February 5, 1862 – First Lady Mary Todd Lincoln held a grand ball for 500 guests at the White House, despite the continuing war.
Mrs. Lincoln’s idea to hold a gala event only for selected invitees disregarded advice from State Department protocol officers, who urged her to either hold small private affairs or open the White House to the public. All guests were required to present a ticket to gain admittance, and several took offense at not being invited. Attendees included members of the cabinet, military (including General-in-Chief George B. McClellan), diplomatic corps, Congress, Supreme Court, and prominent social circles, along with their spouses.
Senator Benjamin F. Wade of Ohio, insulted by the ticket of invitation advertising a “dancing party,” sent a message: “Are the President and Mrs. Lincoln aware there is a Civil War? If they are not, Mr. and Mrs. Wade are, and for that reason decline to participate in feasting and dancing.” The first lady relented and removed dancing from the program.
Guests began arriving in carriages at 9 p.m. They were allowed into the Green, Red, and Blue parlors, and the Lincolns received them in the East Room, with the president wearing a black swallowtail coat. Mrs. Lincoln showed off the newly refurbished White House residence, with the U.S. Marine Corps Band playing a new song, “The Mary Lincoln Polka.” Both President and Mrs. Lincoln periodically disappeared upstairs to check on their son Willie, who lay seriously ill with typhoid and was being tended by doctors.

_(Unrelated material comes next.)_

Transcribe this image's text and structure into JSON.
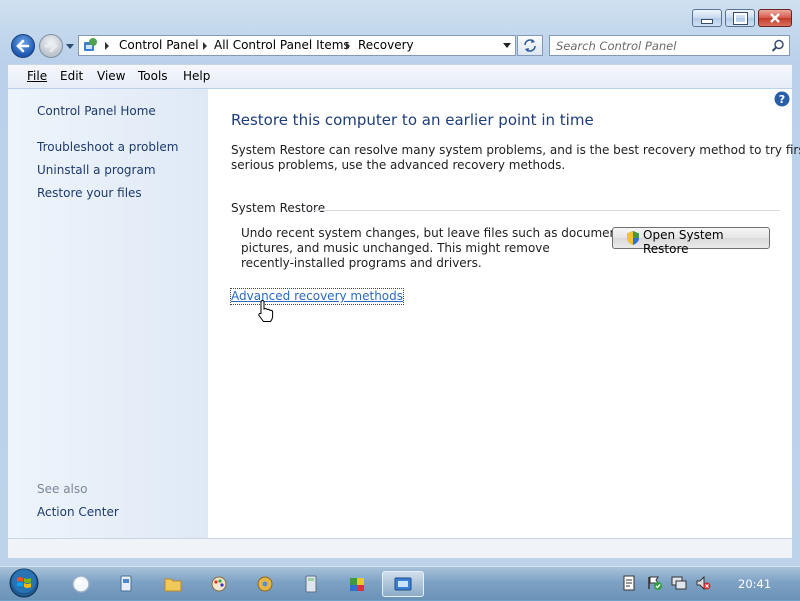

The dining room doors opened at midnight for the guests to indulge in an enormous buffet provided by Maillard’s of New York, America’s most lavish caterer. The New York Tribune reported that it was “one of the finest displays of gastronomic art ever seen in this country.” The correspondent for the Washington Star called the ball “the most superb affair of its kind ever seen here,” with the buffet featuring “turkey, duck, venison, pheasant, partridge and ham.”
Despite criticisms about the first lady holding such a lavish ball while Americans languished in the despair of war, social circles generally praised her efforts.
Donald, David Herbert, Lincoln (Simon & Schuster, Kindle Edition, 2011), Loc 7066-76; Goodwin, Doris Kearns, Team of Rivals: The Political Genius of Abraham Lincoln (New York: Simon and Schuster, 2005), p. 413-17; Long, E.B. with Long, Barbara, The Civil War Day by Day (New York: Da Capo Press, Inc., 1971), p. 167; White, Howard Ray, Bloodstains, An Epic History of the Politics that Produced and Sustained the American Civil War and the Political Reconstruction that Followed (Southernbooks, Kindle Edition, 2012), Q162